EXERCISE PROMPT: Which lines of the data below hold "mdanderson"? Copy each of them.

PROVIDED DATA:
****

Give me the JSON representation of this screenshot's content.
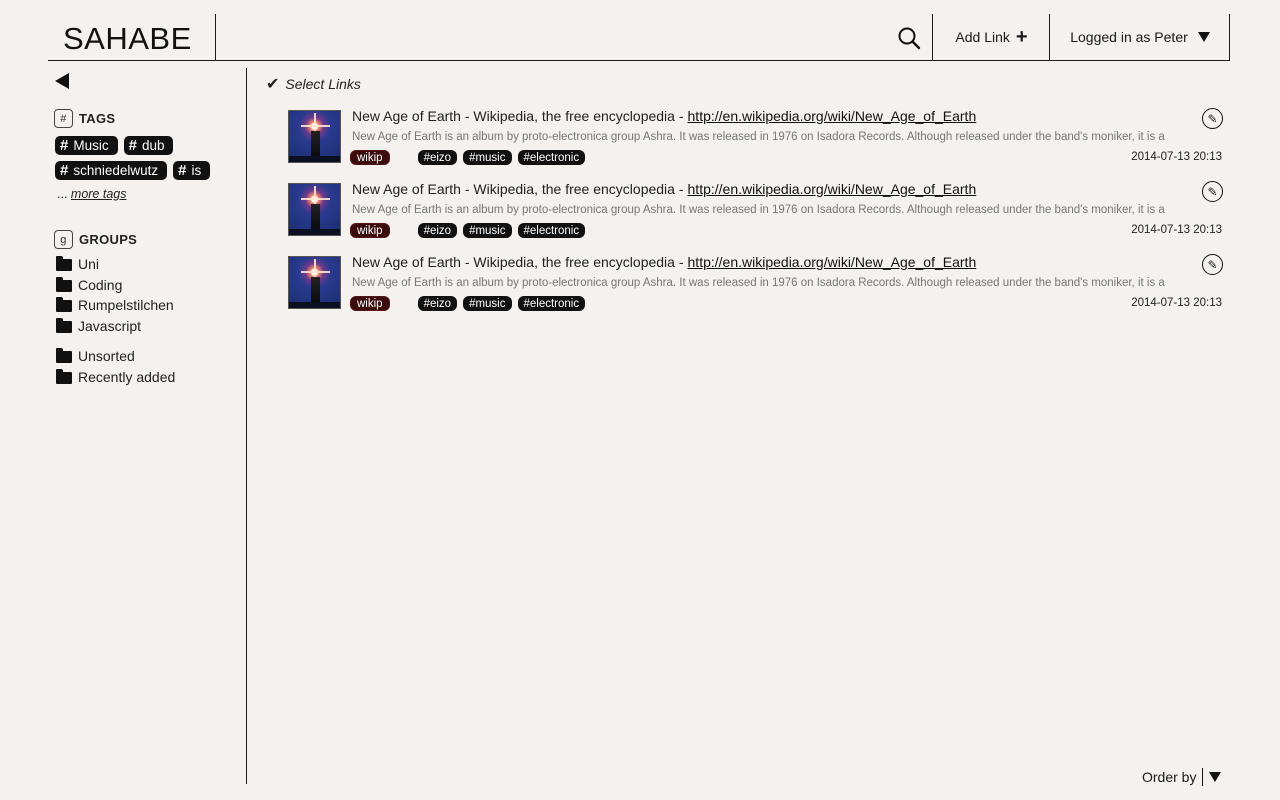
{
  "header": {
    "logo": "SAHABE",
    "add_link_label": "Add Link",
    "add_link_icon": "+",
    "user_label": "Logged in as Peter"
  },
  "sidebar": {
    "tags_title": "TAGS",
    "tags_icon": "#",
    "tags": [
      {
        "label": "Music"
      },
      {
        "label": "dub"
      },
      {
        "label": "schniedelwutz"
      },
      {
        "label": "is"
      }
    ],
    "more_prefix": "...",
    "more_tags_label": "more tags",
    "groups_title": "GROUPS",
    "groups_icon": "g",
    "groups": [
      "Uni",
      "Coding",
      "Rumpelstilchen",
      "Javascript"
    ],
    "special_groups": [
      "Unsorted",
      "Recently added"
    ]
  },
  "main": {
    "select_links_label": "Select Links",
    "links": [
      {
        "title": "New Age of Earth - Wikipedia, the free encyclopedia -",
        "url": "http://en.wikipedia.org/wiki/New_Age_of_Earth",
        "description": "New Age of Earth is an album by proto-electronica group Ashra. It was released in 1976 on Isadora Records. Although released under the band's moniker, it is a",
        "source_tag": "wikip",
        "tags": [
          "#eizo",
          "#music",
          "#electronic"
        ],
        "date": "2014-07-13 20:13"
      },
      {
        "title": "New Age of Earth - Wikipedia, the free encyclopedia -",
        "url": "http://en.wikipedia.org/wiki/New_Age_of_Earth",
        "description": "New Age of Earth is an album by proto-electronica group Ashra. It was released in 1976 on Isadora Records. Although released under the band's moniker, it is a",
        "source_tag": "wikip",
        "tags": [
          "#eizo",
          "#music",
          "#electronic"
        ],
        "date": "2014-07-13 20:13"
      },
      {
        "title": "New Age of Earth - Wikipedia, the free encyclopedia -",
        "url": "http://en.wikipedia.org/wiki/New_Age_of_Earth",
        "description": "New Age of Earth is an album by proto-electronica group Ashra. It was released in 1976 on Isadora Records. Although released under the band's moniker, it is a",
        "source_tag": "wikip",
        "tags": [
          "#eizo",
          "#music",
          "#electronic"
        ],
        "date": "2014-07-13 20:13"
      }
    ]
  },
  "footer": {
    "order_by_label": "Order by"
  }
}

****

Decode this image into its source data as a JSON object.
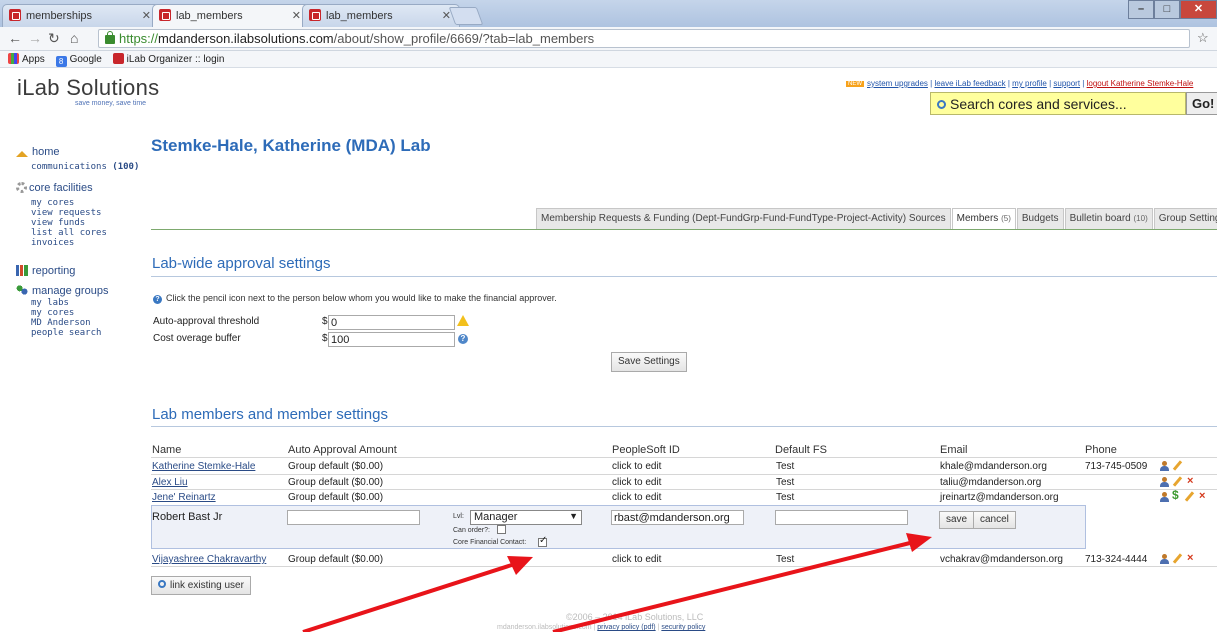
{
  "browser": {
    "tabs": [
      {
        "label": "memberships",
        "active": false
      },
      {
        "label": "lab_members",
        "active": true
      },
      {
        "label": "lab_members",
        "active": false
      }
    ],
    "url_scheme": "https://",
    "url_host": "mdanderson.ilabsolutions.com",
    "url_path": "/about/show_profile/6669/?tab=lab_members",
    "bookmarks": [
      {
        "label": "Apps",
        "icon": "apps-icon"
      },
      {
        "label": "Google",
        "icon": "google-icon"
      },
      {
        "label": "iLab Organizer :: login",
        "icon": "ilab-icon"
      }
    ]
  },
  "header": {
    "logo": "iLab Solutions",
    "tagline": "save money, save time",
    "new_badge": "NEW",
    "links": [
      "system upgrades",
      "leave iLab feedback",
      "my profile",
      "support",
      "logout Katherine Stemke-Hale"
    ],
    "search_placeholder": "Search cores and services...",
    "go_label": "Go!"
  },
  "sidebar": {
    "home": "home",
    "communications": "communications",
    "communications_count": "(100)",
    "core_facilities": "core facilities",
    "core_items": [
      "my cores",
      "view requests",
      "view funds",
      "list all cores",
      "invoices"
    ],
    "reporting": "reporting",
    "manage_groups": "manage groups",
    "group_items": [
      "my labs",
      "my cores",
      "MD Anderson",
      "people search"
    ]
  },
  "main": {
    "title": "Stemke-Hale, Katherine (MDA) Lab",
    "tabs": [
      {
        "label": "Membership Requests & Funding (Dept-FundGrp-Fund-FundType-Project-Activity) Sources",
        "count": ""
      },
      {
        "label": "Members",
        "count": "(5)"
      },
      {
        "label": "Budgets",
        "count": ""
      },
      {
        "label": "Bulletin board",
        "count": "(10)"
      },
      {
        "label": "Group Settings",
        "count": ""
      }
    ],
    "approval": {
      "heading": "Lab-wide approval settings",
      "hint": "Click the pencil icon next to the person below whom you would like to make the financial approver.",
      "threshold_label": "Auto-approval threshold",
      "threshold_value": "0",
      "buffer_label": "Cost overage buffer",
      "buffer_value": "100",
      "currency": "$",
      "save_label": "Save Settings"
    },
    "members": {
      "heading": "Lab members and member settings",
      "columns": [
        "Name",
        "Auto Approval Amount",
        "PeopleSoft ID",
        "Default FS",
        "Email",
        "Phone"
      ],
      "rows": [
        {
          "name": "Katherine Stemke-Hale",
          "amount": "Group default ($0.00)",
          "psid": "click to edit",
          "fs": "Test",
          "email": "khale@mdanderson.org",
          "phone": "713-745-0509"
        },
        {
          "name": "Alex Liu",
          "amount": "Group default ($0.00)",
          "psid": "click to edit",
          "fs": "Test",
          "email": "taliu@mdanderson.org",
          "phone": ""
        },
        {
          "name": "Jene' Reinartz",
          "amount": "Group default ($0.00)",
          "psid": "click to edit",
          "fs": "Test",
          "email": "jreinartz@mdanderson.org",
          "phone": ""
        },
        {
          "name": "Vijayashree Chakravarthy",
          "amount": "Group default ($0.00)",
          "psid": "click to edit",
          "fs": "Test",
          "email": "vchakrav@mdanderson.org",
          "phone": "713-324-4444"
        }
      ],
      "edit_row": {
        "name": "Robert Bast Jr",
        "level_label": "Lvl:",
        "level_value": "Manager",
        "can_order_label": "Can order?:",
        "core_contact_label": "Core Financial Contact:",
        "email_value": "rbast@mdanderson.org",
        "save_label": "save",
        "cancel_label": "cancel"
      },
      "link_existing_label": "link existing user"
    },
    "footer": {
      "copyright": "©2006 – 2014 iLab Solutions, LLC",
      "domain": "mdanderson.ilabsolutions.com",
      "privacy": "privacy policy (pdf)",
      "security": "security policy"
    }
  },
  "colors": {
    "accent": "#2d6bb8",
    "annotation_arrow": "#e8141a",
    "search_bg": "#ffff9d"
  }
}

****

RESPONSE TO THIS EXERCISE:
    "url_host": "mdanderson.ilabsolutions.com",
          "email": "khale@mdanderson.org",
          "email": "taliu@mdanderson.org",
          "email": "jreinartz@mdanderson.org",
          "email": "vchakrav@mdanderson.org",
        "email_value": "rbast@mdanderson.org",
      "domain": "mdanderson.ilabsolutions.com",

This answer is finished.